HA NOI — Countries that border the Mekong River can learn from Viet Nam’s excellent management of its Payments for Forest Environmental Services programme, said Luca Tacconi, Associate Dean of the College of the Asia and Pacific at Australia’s Crawford School of Public Policy.
Tacconi made the statement yesterday in Ha Noi at a seminar on payments for environmental services. Enterprises benefiting from unharmed forests fund the programme in Viet Nam, while in Thailand, for example, the government must provide the funding.
The programme creates incentives for individuals and communities to protect environmental services by compensating them for any costs incurred in managing and providing those services.
In 2004, the Government of Viet Nam, drawing on an internationally recognised system, laid the foundations for a nationwide programme set out in the revised Forest Protection and Development Law.
In 2008, a Government decision created support for pilot projects in Lam Dong and Son La provinces, and in 2011, the programme was implemented across the country.
Viet Nam is the first country in Asia to use the Payments for Forest Environmental Services system nationwide.
Thirty-six of the country’s 63 provinces have established steering committees to oversee the programme’s implementation.
The programme collects up to US$55 million annually.
Three years after it was set up, it had collected a total of US$150 million for protecting and developing forest areas – and helping residents involved protect the environment.

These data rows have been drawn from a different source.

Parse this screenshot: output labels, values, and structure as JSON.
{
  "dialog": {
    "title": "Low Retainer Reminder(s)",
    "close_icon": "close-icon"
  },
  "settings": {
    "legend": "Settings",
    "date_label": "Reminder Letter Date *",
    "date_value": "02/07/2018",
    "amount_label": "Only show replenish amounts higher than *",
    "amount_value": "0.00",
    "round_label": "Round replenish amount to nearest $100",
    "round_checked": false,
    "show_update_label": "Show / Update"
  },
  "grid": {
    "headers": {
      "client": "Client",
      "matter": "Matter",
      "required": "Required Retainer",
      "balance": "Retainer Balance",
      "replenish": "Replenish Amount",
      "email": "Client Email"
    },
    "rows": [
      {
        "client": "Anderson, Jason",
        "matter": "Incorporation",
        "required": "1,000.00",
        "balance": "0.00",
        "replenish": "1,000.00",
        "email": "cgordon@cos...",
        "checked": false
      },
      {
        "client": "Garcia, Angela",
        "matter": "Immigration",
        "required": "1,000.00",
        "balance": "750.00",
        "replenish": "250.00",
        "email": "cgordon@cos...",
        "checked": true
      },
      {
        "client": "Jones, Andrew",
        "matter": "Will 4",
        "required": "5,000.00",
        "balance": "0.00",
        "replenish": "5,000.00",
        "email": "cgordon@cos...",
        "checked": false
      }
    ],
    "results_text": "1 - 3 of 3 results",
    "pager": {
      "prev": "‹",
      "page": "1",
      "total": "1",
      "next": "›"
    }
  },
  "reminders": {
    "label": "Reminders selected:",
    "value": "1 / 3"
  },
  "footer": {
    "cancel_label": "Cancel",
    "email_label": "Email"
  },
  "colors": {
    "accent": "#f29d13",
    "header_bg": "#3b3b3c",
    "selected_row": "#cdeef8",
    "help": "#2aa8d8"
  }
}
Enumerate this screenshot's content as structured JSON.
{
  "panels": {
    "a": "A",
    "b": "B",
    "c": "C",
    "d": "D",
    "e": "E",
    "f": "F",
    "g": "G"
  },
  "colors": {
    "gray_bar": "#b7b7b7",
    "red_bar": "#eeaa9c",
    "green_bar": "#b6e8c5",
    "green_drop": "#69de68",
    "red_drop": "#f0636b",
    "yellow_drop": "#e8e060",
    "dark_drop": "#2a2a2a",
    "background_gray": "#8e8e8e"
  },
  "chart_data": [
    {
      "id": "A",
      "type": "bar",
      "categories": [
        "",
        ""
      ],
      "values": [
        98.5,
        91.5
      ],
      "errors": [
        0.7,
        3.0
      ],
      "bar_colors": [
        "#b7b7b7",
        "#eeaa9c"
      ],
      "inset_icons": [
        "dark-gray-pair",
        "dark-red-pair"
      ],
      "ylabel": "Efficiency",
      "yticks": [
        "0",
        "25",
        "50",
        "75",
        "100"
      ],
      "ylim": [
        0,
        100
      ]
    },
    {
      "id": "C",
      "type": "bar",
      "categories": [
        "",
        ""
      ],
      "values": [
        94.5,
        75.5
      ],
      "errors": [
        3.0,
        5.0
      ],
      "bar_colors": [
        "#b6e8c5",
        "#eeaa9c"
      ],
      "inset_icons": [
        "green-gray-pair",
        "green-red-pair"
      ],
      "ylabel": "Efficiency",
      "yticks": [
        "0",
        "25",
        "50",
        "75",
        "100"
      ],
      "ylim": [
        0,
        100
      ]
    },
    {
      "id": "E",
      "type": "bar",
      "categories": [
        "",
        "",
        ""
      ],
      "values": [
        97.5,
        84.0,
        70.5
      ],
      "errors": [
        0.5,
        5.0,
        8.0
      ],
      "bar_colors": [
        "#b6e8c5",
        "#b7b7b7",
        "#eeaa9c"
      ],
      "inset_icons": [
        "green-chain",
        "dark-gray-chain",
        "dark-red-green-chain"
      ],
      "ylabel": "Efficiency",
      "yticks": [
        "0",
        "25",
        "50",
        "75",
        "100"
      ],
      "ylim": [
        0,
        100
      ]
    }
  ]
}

Nguyen Dac Lam, director of Nghe An Province’s Forest Protection and Development Fund, said investors and business owners should be responsible for paying for environmental services.
“It’s reasonable to pay to protect nature when you benefit from it,” Lam said.